Exercise objective:
Could you count the lines in the listing that include the word "bowl"? Give only the number.

┌─ Input for this task

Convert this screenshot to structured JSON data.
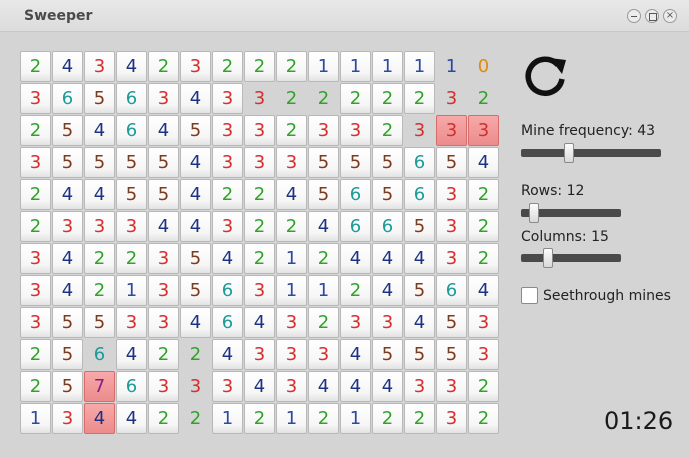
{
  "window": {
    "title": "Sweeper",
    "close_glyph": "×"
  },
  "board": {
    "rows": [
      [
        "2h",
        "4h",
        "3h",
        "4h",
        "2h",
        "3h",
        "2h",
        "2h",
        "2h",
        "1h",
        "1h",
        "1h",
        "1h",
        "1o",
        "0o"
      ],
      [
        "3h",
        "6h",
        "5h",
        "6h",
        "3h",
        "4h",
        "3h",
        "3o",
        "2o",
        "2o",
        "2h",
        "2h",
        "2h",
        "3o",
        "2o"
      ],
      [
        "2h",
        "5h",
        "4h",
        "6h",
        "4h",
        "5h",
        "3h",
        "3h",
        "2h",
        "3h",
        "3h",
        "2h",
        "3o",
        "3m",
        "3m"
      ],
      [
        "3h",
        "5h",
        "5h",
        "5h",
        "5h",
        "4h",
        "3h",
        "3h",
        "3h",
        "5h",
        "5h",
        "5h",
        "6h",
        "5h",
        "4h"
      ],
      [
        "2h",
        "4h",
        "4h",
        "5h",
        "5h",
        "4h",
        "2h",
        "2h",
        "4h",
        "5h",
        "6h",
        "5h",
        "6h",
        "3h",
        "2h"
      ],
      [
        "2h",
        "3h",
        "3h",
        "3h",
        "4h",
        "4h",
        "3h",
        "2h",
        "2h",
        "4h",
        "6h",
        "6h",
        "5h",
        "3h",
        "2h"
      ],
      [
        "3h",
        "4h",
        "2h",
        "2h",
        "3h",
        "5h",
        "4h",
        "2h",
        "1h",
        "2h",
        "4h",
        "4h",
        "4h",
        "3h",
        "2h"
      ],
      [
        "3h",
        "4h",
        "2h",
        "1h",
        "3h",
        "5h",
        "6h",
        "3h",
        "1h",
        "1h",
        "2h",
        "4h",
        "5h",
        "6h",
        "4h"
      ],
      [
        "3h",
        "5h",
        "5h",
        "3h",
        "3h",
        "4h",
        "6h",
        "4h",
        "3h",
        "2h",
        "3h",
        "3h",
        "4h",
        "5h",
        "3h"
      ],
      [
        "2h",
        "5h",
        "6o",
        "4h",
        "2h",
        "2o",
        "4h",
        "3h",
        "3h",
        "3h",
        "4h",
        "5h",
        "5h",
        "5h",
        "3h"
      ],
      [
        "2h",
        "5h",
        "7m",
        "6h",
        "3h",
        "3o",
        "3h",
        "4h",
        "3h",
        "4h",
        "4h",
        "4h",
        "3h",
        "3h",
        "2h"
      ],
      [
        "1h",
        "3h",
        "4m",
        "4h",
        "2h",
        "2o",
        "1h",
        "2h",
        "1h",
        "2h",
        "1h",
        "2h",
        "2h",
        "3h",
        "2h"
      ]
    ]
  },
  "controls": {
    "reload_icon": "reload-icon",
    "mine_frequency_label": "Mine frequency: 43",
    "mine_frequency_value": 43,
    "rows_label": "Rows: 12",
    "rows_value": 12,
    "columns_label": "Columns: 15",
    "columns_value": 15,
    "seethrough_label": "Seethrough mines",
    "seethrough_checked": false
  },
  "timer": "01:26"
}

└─
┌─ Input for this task

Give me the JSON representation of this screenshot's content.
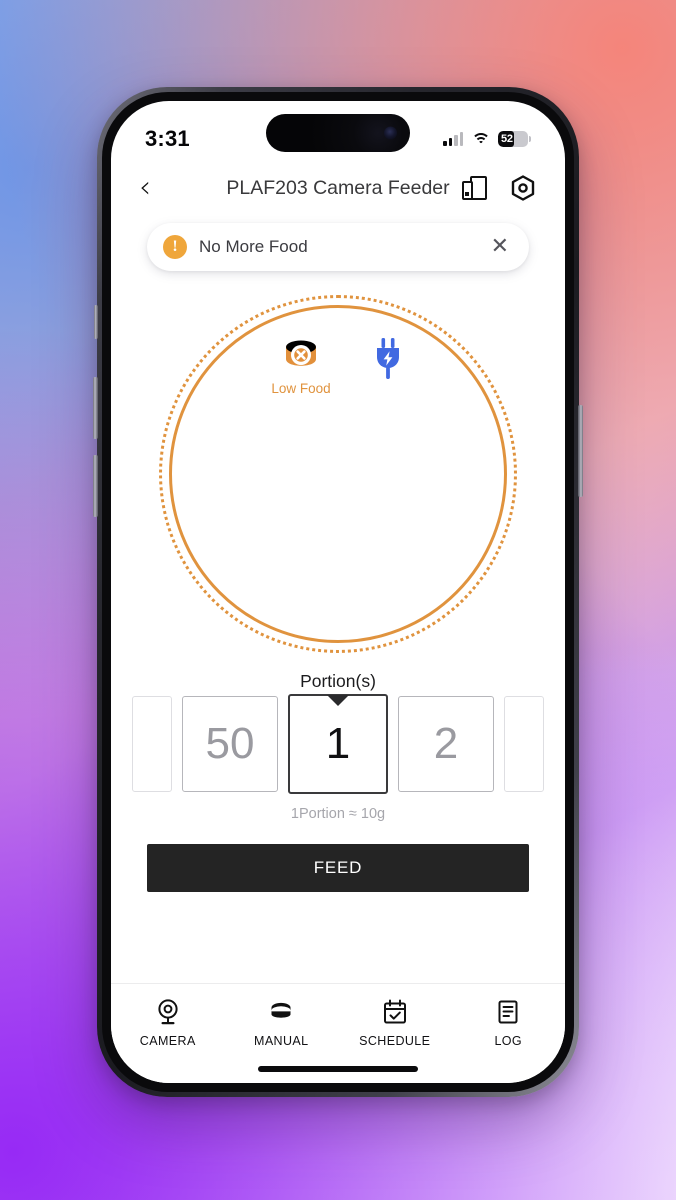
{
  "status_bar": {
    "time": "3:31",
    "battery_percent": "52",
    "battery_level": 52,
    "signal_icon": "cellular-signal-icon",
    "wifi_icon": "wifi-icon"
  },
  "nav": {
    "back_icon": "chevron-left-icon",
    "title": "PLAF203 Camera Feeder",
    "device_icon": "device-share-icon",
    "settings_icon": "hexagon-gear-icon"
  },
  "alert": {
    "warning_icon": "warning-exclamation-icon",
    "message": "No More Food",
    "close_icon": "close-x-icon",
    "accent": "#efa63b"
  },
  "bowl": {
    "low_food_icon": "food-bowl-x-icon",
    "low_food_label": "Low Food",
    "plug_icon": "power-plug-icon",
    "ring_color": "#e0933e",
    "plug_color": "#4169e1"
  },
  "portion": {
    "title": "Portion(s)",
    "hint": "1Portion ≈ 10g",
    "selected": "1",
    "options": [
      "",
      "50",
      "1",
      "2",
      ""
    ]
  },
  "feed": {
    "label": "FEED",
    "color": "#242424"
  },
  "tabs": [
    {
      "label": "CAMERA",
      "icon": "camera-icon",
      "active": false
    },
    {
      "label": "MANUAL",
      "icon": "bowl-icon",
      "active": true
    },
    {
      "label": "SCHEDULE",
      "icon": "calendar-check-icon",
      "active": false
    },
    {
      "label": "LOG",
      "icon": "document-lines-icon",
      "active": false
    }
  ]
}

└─

Answer for this exercise:
3